ACTIVITY → Output the full listing below exactly as it reads, and skip anything that is a picture.

SOURCE MATERIAL →
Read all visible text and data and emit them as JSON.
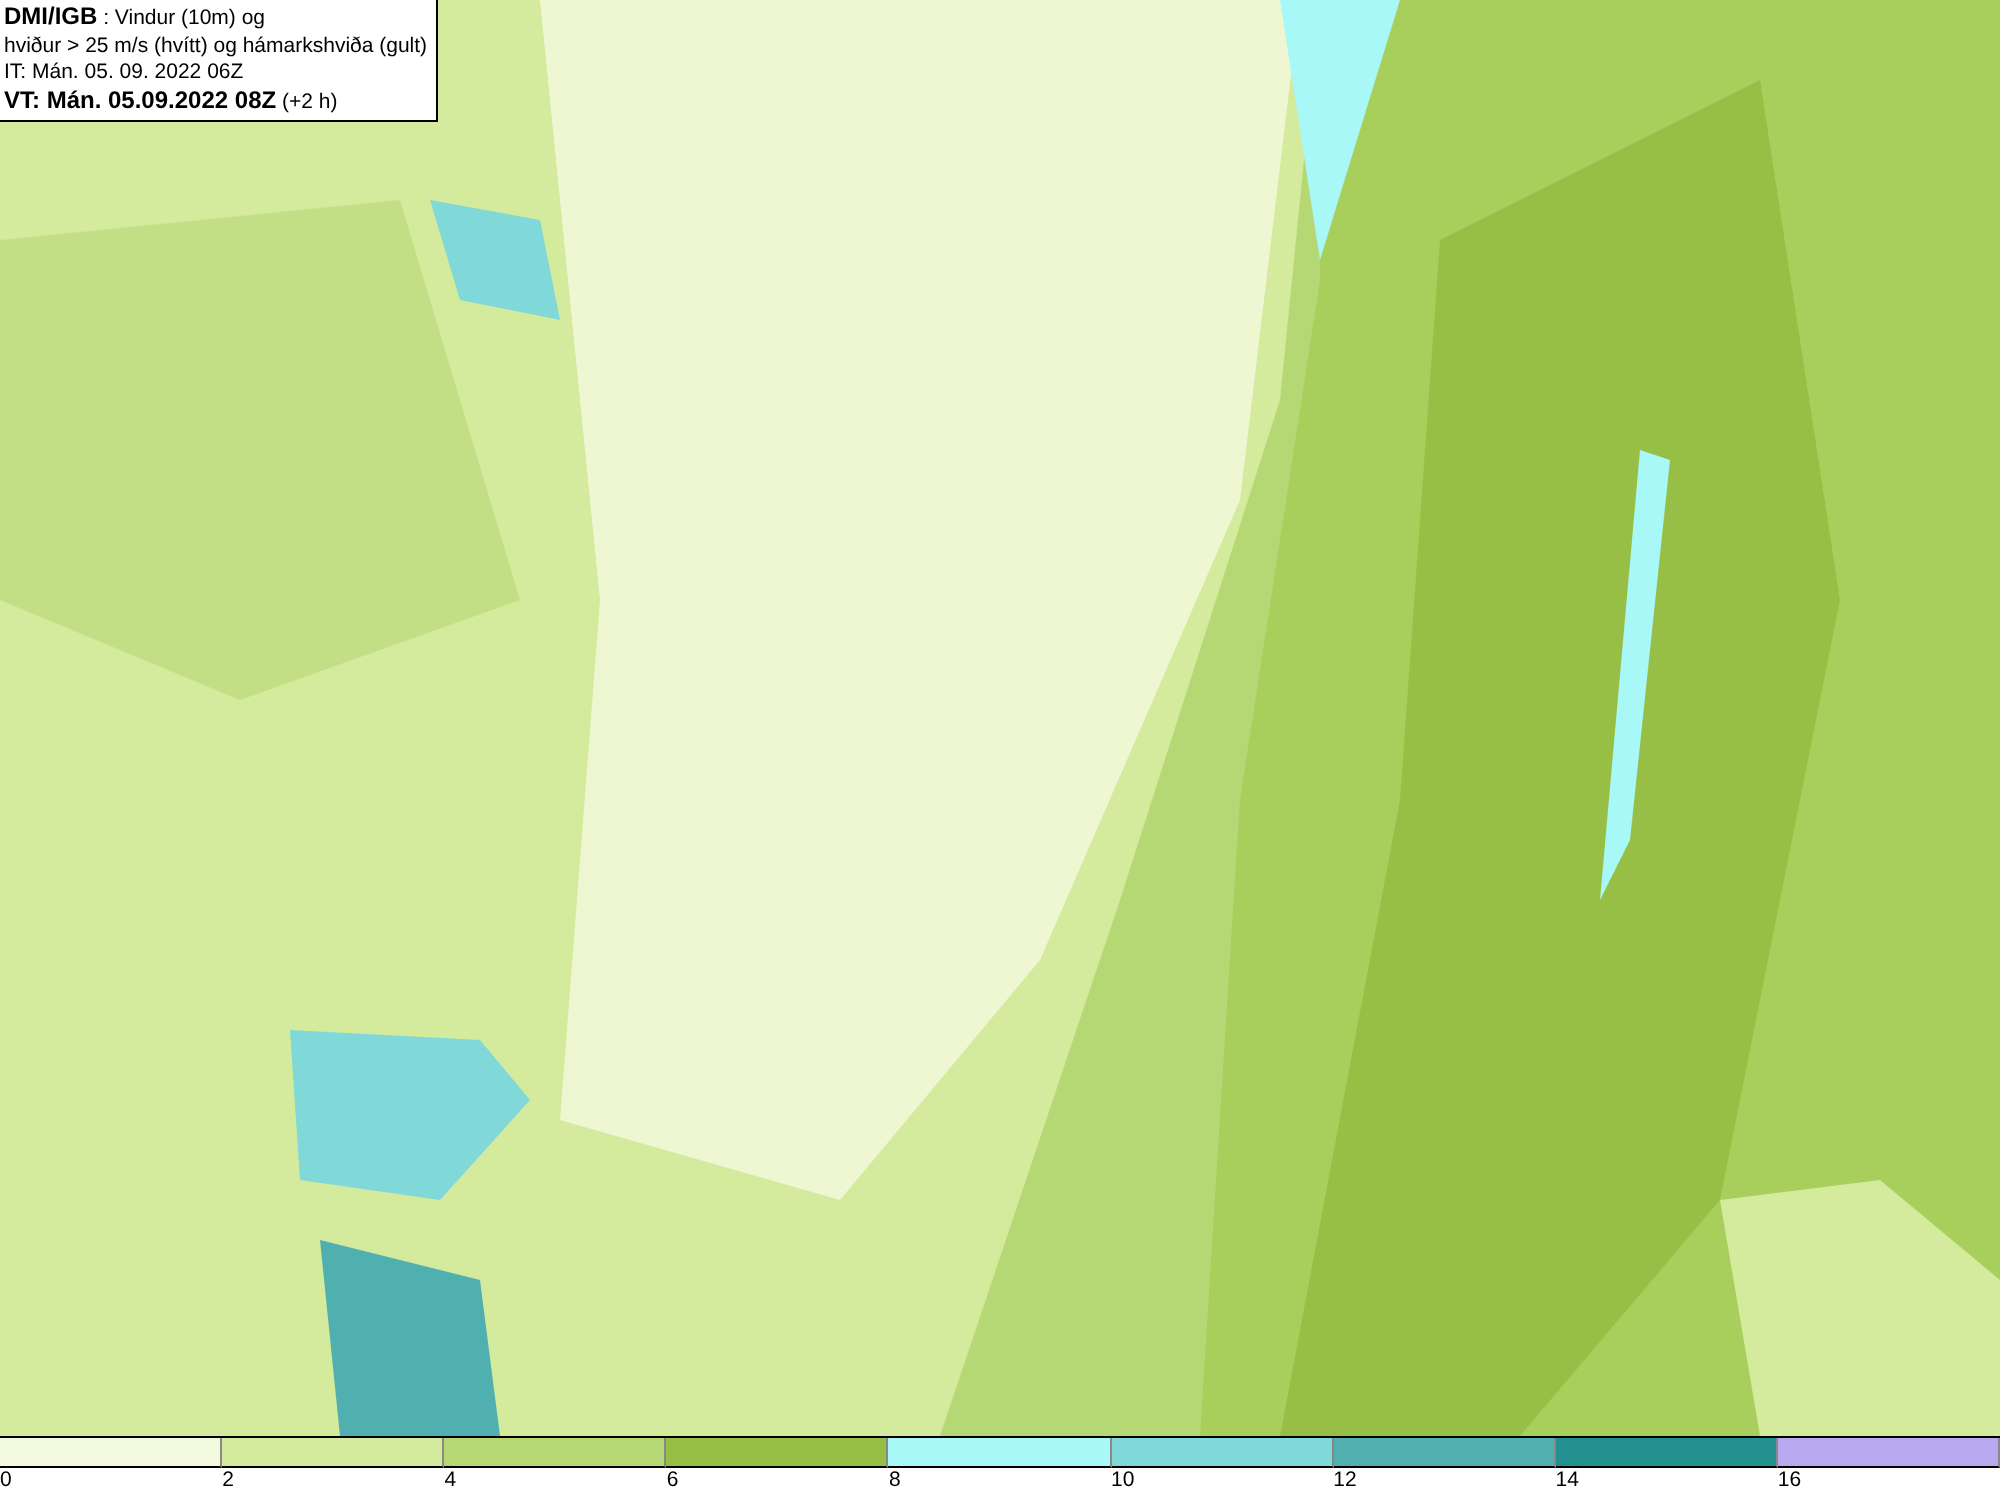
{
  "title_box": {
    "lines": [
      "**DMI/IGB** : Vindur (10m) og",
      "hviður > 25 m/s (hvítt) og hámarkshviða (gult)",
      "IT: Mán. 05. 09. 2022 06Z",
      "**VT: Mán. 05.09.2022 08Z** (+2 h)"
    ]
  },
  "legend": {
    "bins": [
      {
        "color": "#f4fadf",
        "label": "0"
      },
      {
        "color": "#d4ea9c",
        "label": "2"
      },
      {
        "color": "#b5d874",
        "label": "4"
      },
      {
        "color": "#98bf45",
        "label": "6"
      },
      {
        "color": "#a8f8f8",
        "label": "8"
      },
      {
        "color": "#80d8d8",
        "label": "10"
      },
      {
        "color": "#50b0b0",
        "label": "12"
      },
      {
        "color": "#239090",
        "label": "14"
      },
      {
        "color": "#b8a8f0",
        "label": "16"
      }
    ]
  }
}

THE COMPLETED TASK →
Read all visible text and data and emit them as JSON.
{
  "title_box": {
    "lines": [
      "**DMI/IGB** : Vindur (10m) og",
      "hviður > 25 m/s (hvítt) og hámarkshviða (gult)",
      "IT: Mán. 05. 09. 2022 06Z",
      "**VT: Mán. 05.09.2022 08Z** (+2 h)"
    ]
  },
  "legend": {
    "bins": [
      {
        "color": "#f4fadf",
        "label": "0"
      },
      {
        "color": "#d4ea9c",
        "label": "2"
      },
      {
        "color": "#b5d874",
        "label": "4"
      },
      {
        "color": "#98bf45",
        "label": "6"
      },
      {
        "color": "#a8f8f8",
        "label": "8"
      },
      {
        "color": "#80d8d8",
        "label": "10"
      },
      {
        "color": "#50b0b0",
        "label": "12"
      },
      {
        "color": "#239090",
        "label": "14"
      },
      {
        "color": "#b8a8f0",
        "label": "16"
      }
    ]
  }
}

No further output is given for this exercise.